Assigned task: Copy out each line from the material where the word "TidyTic" is found.

Material provided:
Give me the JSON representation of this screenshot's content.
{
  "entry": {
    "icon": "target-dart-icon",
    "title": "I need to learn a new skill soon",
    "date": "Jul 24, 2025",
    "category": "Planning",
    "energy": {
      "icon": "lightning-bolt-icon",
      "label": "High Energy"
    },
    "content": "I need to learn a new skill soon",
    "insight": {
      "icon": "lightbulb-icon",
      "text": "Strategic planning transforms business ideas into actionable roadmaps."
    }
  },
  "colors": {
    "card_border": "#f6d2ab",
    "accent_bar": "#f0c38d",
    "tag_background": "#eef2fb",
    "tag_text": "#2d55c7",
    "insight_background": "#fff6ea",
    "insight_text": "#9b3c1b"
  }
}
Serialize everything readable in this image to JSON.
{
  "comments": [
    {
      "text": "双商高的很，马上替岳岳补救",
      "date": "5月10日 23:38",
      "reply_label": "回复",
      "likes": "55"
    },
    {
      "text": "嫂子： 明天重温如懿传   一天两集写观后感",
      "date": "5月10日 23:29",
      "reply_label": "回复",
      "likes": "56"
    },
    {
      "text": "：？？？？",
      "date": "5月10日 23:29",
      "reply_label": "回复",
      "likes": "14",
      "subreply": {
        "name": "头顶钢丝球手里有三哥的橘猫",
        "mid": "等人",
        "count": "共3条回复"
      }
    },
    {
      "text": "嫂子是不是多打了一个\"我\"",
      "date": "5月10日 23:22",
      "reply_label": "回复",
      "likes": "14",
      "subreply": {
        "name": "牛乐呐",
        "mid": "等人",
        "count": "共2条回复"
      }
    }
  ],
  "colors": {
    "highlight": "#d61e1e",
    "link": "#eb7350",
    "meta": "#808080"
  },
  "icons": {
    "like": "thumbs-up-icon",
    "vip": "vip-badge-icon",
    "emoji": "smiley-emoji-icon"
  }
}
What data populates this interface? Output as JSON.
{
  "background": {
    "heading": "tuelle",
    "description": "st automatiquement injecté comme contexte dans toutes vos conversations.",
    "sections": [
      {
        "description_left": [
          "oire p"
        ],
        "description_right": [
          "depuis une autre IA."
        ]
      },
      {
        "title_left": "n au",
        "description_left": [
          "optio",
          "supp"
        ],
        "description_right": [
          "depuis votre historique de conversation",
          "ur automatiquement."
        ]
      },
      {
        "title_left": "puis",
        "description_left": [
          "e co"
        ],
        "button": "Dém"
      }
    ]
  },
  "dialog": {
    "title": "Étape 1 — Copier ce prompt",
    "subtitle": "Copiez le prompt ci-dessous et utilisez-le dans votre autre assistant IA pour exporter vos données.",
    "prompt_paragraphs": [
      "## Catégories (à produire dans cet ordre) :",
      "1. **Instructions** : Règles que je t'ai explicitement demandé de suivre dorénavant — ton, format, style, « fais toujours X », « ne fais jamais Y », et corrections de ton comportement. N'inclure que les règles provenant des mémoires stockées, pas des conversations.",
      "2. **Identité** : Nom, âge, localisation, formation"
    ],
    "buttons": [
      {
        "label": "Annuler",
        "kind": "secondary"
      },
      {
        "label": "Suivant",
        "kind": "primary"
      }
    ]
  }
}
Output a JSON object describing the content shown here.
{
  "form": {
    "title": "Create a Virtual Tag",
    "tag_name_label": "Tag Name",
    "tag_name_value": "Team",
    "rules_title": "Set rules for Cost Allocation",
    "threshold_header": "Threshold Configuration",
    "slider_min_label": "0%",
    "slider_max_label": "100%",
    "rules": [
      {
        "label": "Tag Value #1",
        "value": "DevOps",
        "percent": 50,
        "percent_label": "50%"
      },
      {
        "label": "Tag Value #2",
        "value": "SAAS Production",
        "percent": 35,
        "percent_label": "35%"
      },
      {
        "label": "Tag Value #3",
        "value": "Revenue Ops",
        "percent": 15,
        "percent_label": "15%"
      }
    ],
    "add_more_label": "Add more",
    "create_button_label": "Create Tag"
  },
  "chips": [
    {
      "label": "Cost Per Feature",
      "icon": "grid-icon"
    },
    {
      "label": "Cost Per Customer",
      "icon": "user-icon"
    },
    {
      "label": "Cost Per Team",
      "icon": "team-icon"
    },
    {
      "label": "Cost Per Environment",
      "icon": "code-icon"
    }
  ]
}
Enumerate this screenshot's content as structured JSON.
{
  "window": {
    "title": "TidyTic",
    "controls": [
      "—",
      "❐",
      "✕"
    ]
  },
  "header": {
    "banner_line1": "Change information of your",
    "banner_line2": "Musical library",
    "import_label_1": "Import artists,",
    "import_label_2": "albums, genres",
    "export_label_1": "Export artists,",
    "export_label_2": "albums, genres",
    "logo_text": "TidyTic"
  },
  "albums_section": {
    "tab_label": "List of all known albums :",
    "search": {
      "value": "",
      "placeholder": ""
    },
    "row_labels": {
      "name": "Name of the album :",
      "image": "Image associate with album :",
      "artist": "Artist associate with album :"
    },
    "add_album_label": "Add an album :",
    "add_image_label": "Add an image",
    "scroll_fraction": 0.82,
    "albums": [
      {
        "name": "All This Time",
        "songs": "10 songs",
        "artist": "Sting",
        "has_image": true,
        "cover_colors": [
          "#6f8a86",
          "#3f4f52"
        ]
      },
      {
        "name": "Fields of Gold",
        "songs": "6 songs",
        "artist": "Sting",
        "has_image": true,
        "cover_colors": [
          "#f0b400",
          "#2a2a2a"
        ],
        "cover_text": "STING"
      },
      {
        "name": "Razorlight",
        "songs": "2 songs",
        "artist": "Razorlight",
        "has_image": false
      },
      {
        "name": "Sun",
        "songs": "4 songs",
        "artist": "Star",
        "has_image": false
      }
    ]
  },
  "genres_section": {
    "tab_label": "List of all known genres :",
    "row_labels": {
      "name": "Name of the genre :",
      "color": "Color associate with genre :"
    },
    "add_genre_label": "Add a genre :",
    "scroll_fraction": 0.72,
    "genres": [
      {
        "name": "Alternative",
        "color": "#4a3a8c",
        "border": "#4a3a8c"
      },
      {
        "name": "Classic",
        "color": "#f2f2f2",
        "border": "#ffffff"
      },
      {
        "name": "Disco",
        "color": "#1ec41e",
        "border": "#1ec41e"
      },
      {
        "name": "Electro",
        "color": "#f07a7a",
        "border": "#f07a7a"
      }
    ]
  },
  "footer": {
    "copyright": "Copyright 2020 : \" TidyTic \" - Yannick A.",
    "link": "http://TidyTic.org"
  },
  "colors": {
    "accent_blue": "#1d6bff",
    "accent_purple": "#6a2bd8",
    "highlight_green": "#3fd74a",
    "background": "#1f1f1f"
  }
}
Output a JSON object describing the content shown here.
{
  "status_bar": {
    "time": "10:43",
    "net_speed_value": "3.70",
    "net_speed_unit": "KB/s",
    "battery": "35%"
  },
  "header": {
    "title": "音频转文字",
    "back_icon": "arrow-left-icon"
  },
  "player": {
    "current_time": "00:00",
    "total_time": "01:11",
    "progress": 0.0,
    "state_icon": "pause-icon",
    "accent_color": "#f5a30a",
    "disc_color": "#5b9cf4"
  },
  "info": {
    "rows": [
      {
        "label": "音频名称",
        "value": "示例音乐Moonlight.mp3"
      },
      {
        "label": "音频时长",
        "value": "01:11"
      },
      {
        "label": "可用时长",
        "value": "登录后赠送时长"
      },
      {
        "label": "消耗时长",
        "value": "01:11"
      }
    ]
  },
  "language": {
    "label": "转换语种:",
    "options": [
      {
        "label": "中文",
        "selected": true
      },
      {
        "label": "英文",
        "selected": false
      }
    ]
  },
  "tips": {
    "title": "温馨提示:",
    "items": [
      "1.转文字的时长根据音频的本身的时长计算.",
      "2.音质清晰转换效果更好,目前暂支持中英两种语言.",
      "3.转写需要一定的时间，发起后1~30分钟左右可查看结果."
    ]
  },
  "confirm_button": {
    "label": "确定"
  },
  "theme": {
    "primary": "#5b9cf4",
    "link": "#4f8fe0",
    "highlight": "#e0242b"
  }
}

Result:
    "title": "TidyTic",
    "logo_text": "TidyTic"
    "copyright": "Copyright 2020 : \" TidyTic \" - Yannick A.",
    "link": "http://TidyTic.org"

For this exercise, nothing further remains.